▶ What to produce:
Set the pictures aside and set down only the lines from the line holding "Decode this image" through the end of the entries below, ends included.

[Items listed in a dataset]

◆ ◆ ◆ ◆ ◆ ◆ ◆

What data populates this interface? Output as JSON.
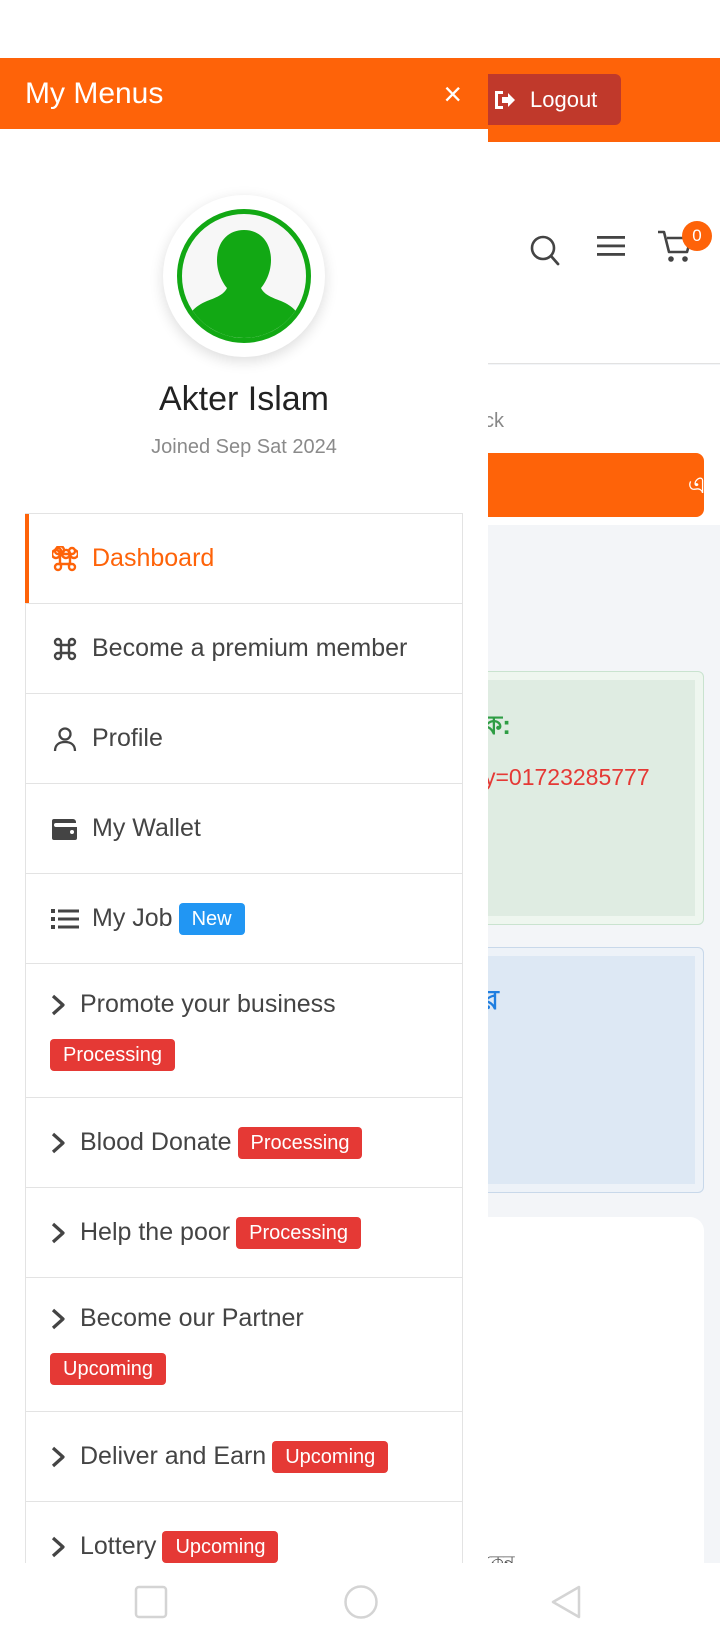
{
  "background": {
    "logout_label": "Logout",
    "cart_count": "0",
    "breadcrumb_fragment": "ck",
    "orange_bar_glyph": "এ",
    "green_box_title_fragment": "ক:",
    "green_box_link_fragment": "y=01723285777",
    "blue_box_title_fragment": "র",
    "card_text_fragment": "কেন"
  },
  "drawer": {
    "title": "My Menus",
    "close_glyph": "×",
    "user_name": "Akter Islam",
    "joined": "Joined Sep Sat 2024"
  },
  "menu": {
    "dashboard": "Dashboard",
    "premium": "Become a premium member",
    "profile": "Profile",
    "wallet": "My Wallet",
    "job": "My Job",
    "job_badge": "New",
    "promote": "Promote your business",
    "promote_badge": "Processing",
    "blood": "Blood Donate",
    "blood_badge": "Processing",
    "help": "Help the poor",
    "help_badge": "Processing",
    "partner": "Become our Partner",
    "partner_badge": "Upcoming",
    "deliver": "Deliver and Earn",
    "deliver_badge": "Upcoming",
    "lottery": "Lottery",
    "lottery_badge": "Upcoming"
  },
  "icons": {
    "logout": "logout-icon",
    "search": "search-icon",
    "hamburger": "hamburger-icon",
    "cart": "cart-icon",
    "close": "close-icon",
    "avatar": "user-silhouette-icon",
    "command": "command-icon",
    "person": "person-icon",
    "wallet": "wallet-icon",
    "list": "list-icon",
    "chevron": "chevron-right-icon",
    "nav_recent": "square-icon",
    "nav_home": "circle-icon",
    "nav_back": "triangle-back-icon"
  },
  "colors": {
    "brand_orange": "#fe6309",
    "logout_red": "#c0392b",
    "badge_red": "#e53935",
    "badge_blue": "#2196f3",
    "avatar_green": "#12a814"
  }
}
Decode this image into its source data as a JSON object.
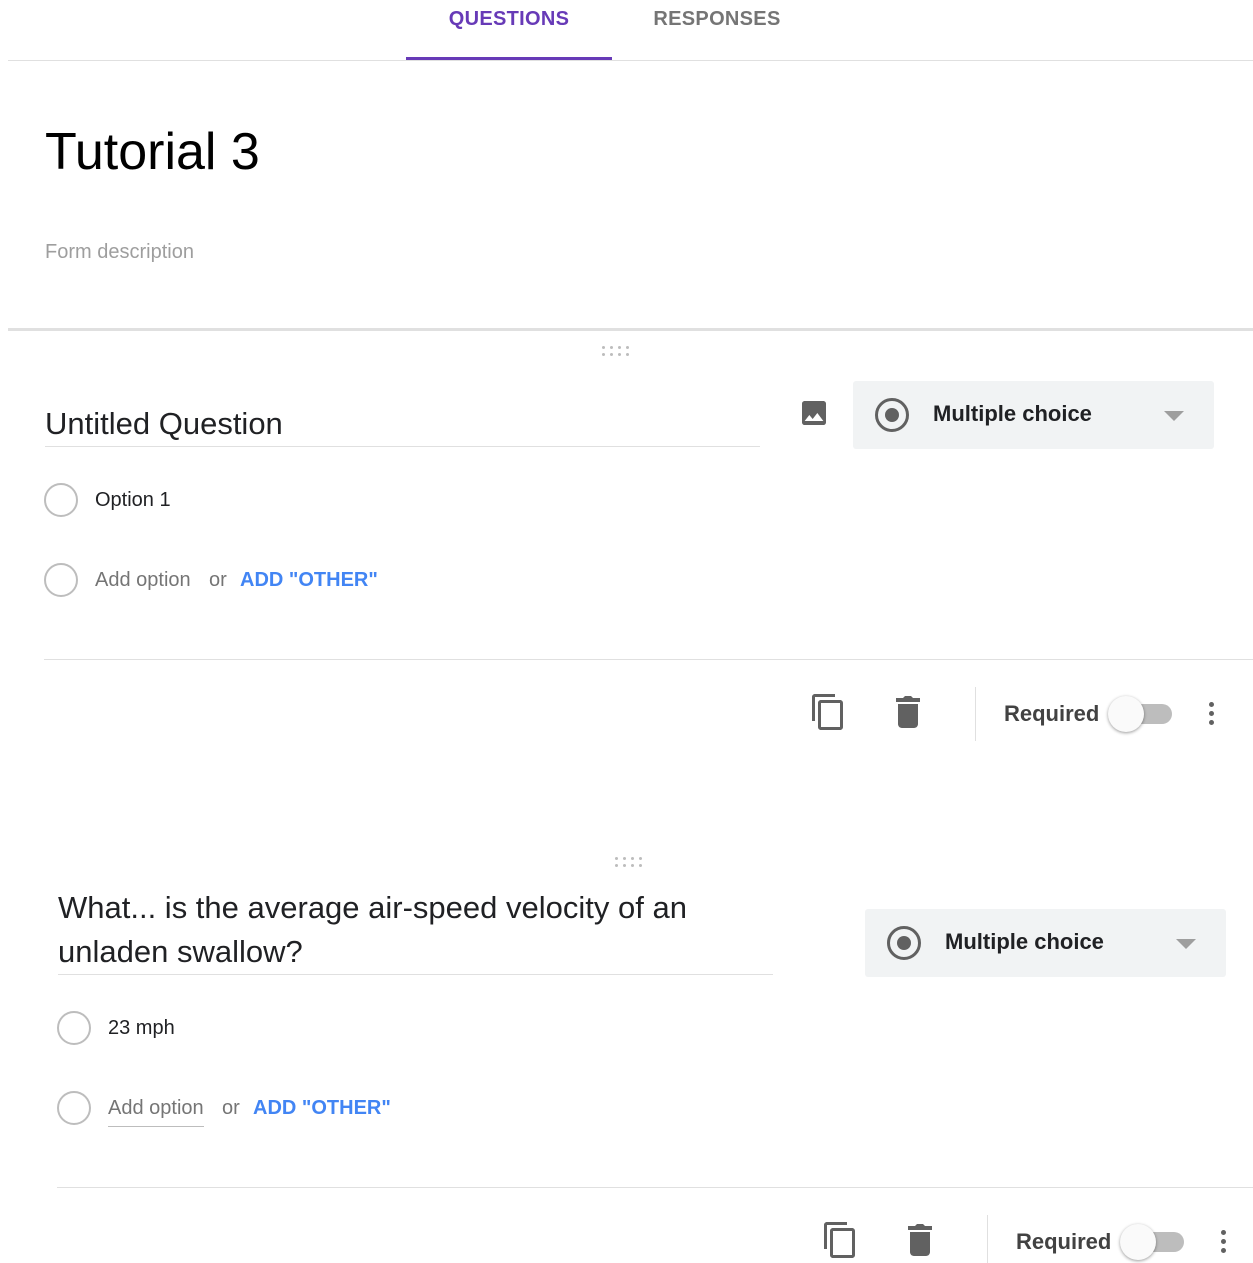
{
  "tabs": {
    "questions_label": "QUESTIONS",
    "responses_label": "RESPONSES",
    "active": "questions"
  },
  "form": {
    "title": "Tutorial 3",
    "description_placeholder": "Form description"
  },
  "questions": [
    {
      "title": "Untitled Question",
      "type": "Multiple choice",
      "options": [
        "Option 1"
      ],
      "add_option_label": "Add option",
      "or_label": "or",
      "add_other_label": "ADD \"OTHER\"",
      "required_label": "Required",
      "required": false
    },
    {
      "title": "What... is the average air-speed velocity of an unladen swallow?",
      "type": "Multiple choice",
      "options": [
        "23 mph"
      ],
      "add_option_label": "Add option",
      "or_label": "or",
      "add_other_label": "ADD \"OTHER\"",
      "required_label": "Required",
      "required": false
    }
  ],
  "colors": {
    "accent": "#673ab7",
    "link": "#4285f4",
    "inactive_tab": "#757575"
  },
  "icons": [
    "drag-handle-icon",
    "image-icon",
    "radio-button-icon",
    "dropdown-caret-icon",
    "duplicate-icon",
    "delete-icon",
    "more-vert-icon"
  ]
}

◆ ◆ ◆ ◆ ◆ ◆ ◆

▶ Task solution:
Decode this image into its source data as a JSON object.
{
  "tabs": {
    "questions_label": "QUESTIONS",
    "responses_label": "RESPONSES",
    "active": "questions"
  },
  "form": {
    "title": "Tutorial 3",
    "description_placeholder": "Form description"
  },
  "questions": [
    {
      "title": "Untitled Question",
      "type": "Multiple choice",
      "options": [
        "Option 1"
      ],
      "add_option_label": "Add option",
      "or_label": "or",
      "add_other_label": "ADD \"OTHER\"",
      "required_label": "Required",
      "required": false
    },
    {
      "title": "What... is the average air-speed velocity of an unladen swallow?",
      "type": "Multiple choice",
      "options": [
        "23 mph"
      ],
      "add_option_label": "Add option",
      "or_label": "or",
      "add_other_label": "ADD \"OTHER\"",
      "required_label": "Required",
      "required": false
    }
  ],
  "colors": {
    "accent": "#673ab7",
    "link": "#4285f4",
    "inactive_tab": "#757575"
  },
  "icons": [
    "drag-handle-icon",
    "image-icon",
    "radio-button-icon",
    "dropdown-caret-icon",
    "duplicate-icon",
    "delete-icon",
    "more-vert-icon"
  ]
}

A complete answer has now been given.